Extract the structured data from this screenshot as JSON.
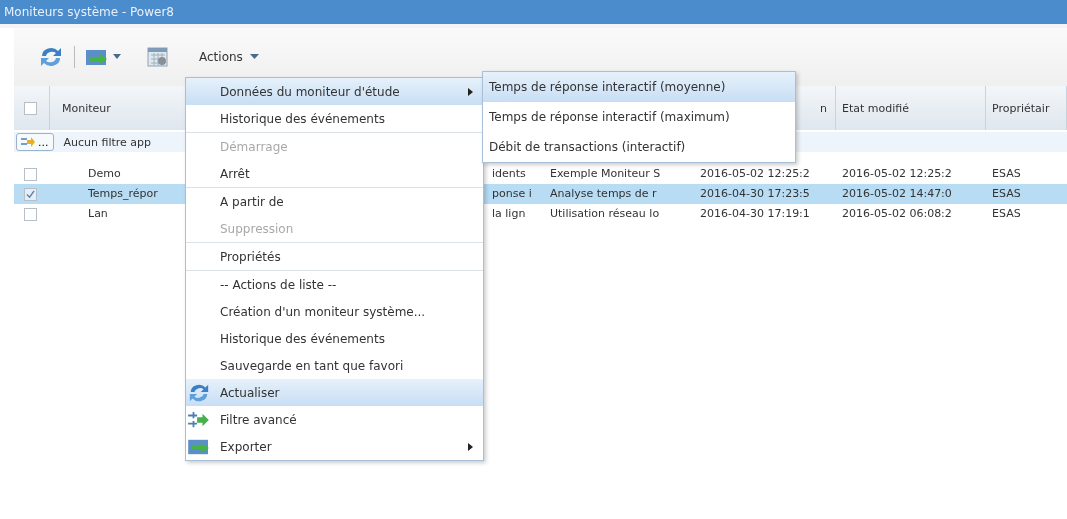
{
  "window": {
    "title": "Moniteurs système - Power8"
  },
  "toolbar": {
    "actions_label": "Actions"
  },
  "table": {
    "header_checked": false,
    "columns": [
      "Moniteur",
      "",
      "",
      "n",
      "Etat modifié",
      "Propriétair"
    ],
    "filter": {
      "button_label": "...",
      "text": "Aucun filtre app"
    },
    "rows": [
      {
        "checked": false,
        "selected": false,
        "cells": [
          "Demo",
          "idents",
          "Exemple Moniteur S",
          "2016-05-02 12:25:2",
          "2016-05-02 12:25:2",
          "ESAS"
        ]
      },
      {
        "checked": true,
        "selected": true,
        "cells": [
          "Temps_répor",
          "ponse i",
          "Analyse temps de r",
          "2016-04-30 17:23:5",
          "2016-05-02 14:47:0",
          "ESAS"
        ]
      },
      {
        "checked": false,
        "selected": false,
        "cells": [
          "Lan",
          "la lign",
          "Utilisation réseau lo",
          "2016-04-30 17:19:1",
          "2016-05-02 06:08:2",
          "ESAS"
        ]
      }
    ]
  },
  "menu": {
    "groups": [
      [
        {
          "kind": "plain",
          "label": "Données du moniteur d'étude",
          "disabled": false,
          "selected": true,
          "submenu": true
        },
        {
          "kind": "plain",
          "label": "Historique des événements",
          "disabled": false,
          "selected": false,
          "submenu": false
        }
      ],
      [
        {
          "kind": "plain",
          "label": "Démarrage",
          "disabled": true,
          "selected": false,
          "submenu": false
        },
        {
          "kind": "plain",
          "label": "Arrêt",
          "disabled": false,
          "selected": false,
          "submenu": false
        }
      ],
      [
        {
          "kind": "plain",
          "label": "A partir de",
          "disabled": false,
          "selected": false,
          "submenu": false
        },
        {
          "kind": "plain",
          "label": "Suppression",
          "disabled": true,
          "selected": false,
          "submenu": false
        }
      ],
      [
        {
          "kind": "plain",
          "label": "Propriétés",
          "disabled": false,
          "selected": false,
          "submenu": false
        }
      ],
      [
        {
          "kind": "plain",
          "label": "-- Actions de liste --",
          "disabled": false,
          "selected": false,
          "submenu": false
        },
        {
          "kind": "plain",
          "label": "Création d'un moniteur système...",
          "disabled": false,
          "selected": false,
          "submenu": false
        },
        {
          "kind": "plain",
          "label": "Historique des événements",
          "disabled": false,
          "selected": false,
          "submenu": false
        },
        {
          "kind": "plain",
          "label": "Sauvegarde en tant que favori",
          "disabled": false,
          "selected": false,
          "submenu": false
        },
        {
          "kind": "refresh",
          "label": "Actualiser",
          "disabled": false,
          "selected": true,
          "submenu": false
        },
        {
          "kind": "filter",
          "label": "Filtre avancé",
          "disabled": false,
          "selected": false,
          "submenu": false
        },
        {
          "kind": "export",
          "label": "Exporter",
          "disabled": false,
          "selected": false,
          "submenu": true
        }
      ]
    ]
  },
  "submenu": {
    "items": [
      {
        "label": "Temps de réponse interactif (moyenne)",
        "selected": true
      },
      {
        "label": "Temps de réponse interactif (maximum)",
        "selected": false
      },
      {
        "label": "Débit de transactions (interactif)",
        "selected": false
      }
    ]
  }
}
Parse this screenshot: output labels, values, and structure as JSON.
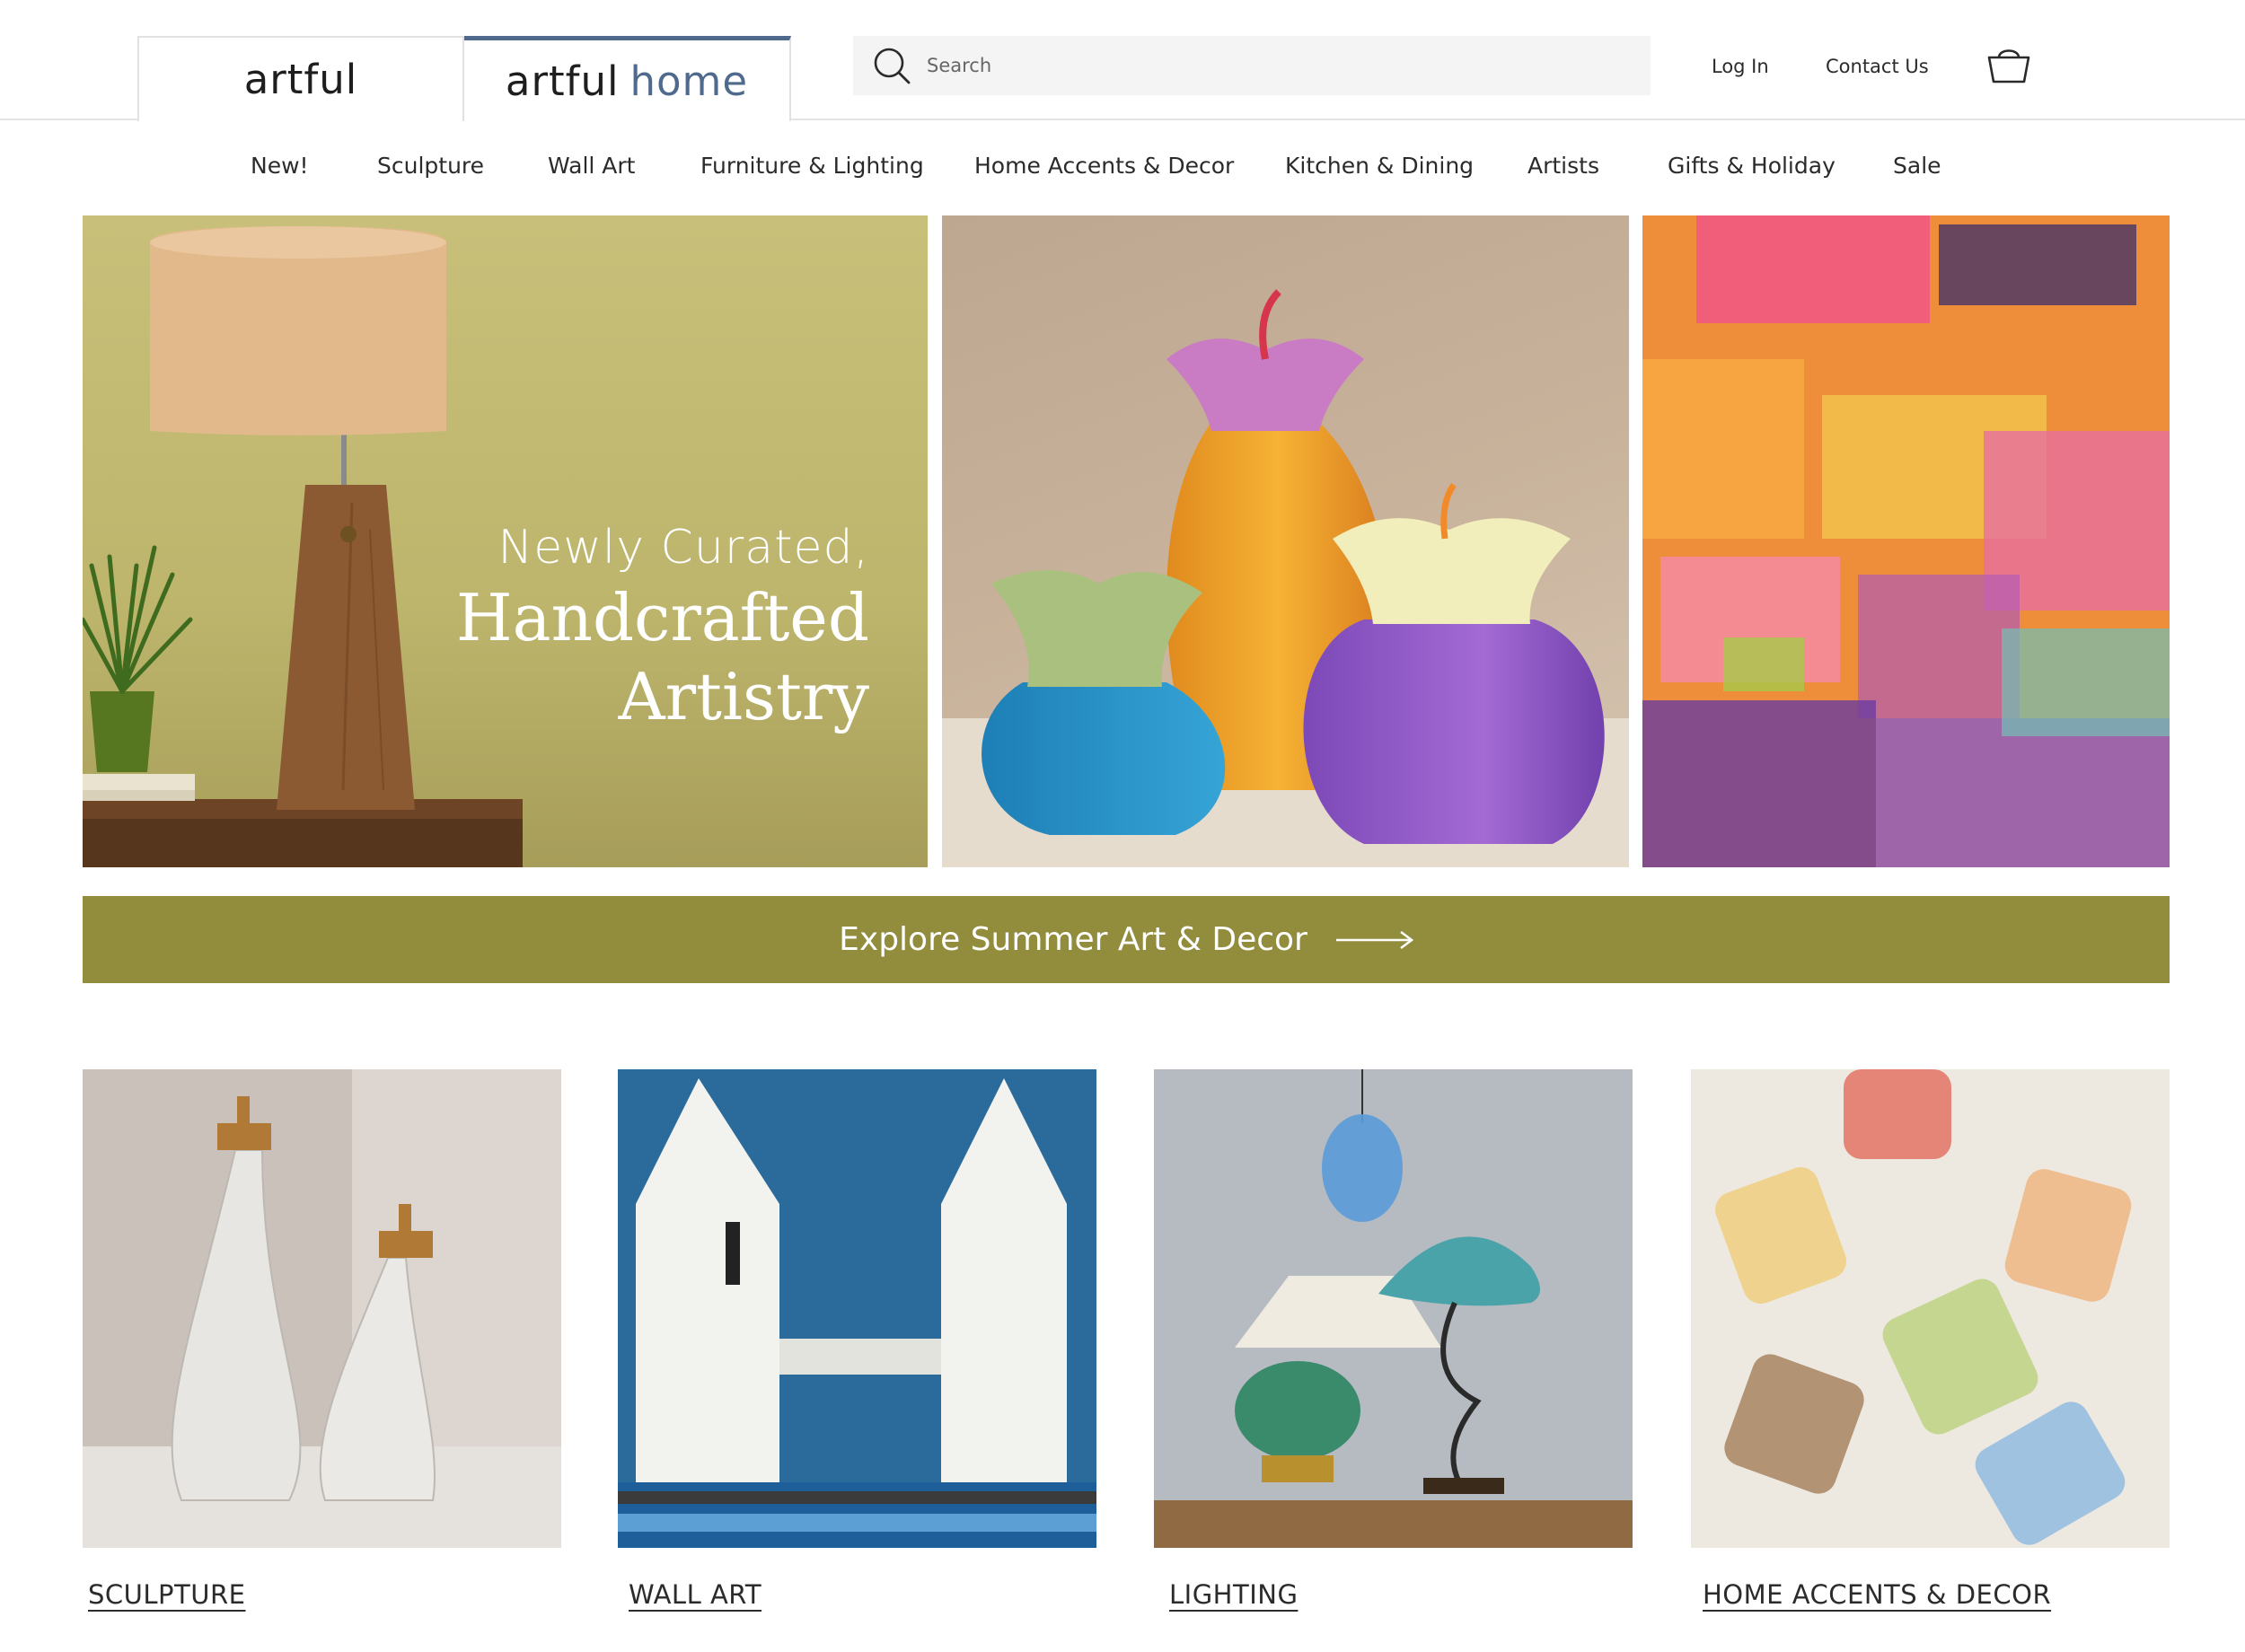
{
  "brand": {
    "tab_artful": "artful",
    "tab_home_prefix": "artful",
    "tab_home_accent": "home"
  },
  "search": {
    "placeholder": "Search"
  },
  "header_links": {
    "login": "Log In",
    "contact": "Contact Us"
  },
  "nav": [
    "New!",
    "Sculpture",
    "Wall Art",
    "Furniture & Lighting",
    "Home Accents & Decor",
    "Kitchen & Dining",
    "Artists",
    "Gifts & Holiday",
    "Sale"
  ],
  "hero": {
    "subtitle": "Newly Curated,",
    "title_line1": "Handcrafted",
    "title_line2": "Artistry"
  },
  "banner": {
    "label": "Explore Summer Art & Decor"
  },
  "categories": [
    {
      "label": "SCULPTURE"
    },
    {
      "label": "WALL ART"
    },
    {
      "label": "LIGHTING"
    },
    {
      "label": "HOME ACCENTS & DECOR"
    }
  ],
  "colors": {
    "brand_accent": "#4f6a8c",
    "banner": "#928c3d",
    "divider": "#e3e3e3"
  },
  "icons": [
    "search-icon",
    "cart-icon",
    "arrow-right-icon"
  ]
}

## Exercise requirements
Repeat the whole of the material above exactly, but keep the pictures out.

## Solution below
Extract the structured data from this screenshot as JSON.
{
  "window": {
    "title": "Moniteurs système - Power8"
  },
  "toolbar": {
    "actions_label": "Actions"
  },
  "table": {
    "header_checked": false,
    "columns": [
      "Moniteur",
      "",
      "",
      "n",
      "Etat modifié",
      "Propriétair"
    ],
    "filter": {
      "button_label": "...",
      "text": "Aucun filtre app"
    },
    "rows": [
      {
        "checked": false,
        "selected": false,
        "cells": [
          "Demo",
          "idents",
          "Exemple Moniteur S",
          "2016-05-02 12:25:2",
          "2016-05-02 12:25:2",
          "ESAS"
        ]
      },
      {
        "checked": true,
        "selected": true,
        "cells": [
          "Temps_répor",
          "ponse i",
          "Analyse temps de r",
          "2016-04-30 17:23:5",
          "2016-05-02 14:47:0",
          "ESAS"
        ]
      },
      {
        "checked": false,
        "selected": false,
        "cells": [
          "Lan",
          "la lign",
          "Utilisation réseau lo",
          "2016-04-30 17:19:1",
          "2016-05-02 06:08:2",
          "ESAS"
        ]
      }
    ]
  },
  "menu": {
    "groups": [
      [
        {
          "kind": "plain",
          "label": "Données du moniteur d'étude",
          "disabled": false,
          "selected": true,
          "submenu": true
        },
        {
          "kind": "plain",
          "label": "Historique des événements",
          "disabled": false,
          "selected": false,
          "submenu": false
        }
      ],
      [
        {
          "kind": "plain",
          "label": "Démarrage",
          "disabled": true,
          "selected": false,
          "submenu": false
        },
        {
          "kind": "plain",
          "label": "Arrêt",
          "disabled": false,
          "selected": false,
          "submenu": false
        }
      ],
      [
        {
          "kind": "plain",
          "label": "A partir de",
          "disabled": false,
          "selected": false,
          "submenu": false
        },
        {
          "kind": "plain",
          "label": "Suppression",
          "disabled": true,
          "selected": false,
          "submenu": false
        }
      ],
      [
        {
          "kind": "plain",
          "label": "Propriétés",
          "disabled": false,
          "selected": false,
          "submenu": false
        }
      ],
      [
        {
          "kind": "plain",
          "label": "-- Actions de liste --",
          "disabled": false,
          "selected": false,
          "submenu": false
        },
        {
          "kind": "plain",
          "label": "Création d'un moniteur système...",
          "disabled": false,
          "selected": false,
          "submenu": false
        },
        {
          "kind": "plain",
          "label": "Historique des événements",
          "disabled": false,
          "selected": false,
          "submenu": false
        },
        {
          "kind": "plain",
          "label": "Sauvegarde en tant que favori",
          "disabled": false,
          "selected": false,
          "submenu": false
        },
        {
          "kind": "refresh",
          "label": "Actualiser",
          "disabled": false,
          "selected": true,
          "submenu": false
        },
        {
          "kind": "filter",
          "label": "Filtre avancé",
          "disabled": false,
          "selected": false,
          "submenu": false
        },
        {
          "kind": "export",
          "label": "Exporter",
          "disabled": false,
          "selected": false,
          "submenu": true
        }
      ]
    ]
  },
  "submenu": {
    "items": [
      {
        "label": "Temps de réponse interactif (moyenne)",
        "selected": true
      },
      {
        "label": "Temps de réponse interactif (maximum)",
        "selected": false
      },
      {
        "label": "Débit de transactions (interactif)",
        "selected": false
      }
    ]
  }
}
Parse this screenshot: output labels, values, and structure as JSON.
{
  "brand": {
    "tab_artful": "artful",
    "tab_home_prefix": "artful",
    "tab_home_accent": "home"
  },
  "search": {
    "placeholder": "Search"
  },
  "header_links": {
    "login": "Log In",
    "contact": "Contact Us"
  },
  "nav": [
    "New!",
    "Sculpture",
    "Wall Art",
    "Furniture & Lighting",
    "Home Accents & Decor",
    "Kitchen & Dining",
    "Artists",
    "Gifts & Holiday",
    "Sale"
  ],
  "hero": {
    "subtitle": "Newly Curated,",
    "title_line1": "Handcrafted",
    "title_line2": "Artistry"
  },
  "banner": {
    "label": "Explore Summer Art & Decor"
  },
  "categories": [
    {
      "label": "SCULPTURE"
    },
    {
      "label": "WALL ART"
    },
    {
      "label": "LIGHTING"
    },
    {
      "label": "HOME ACCENTS & DECOR"
    }
  ],
  "colors": {
    "brand_accent": "#4f6a8c",
    "banner": "#928c3d",
    "divider": "#e3e3e3"
  },
  "icons": [
    "search-icon",
    "cart-icon",
    "arrow-right-icon"
  ]
}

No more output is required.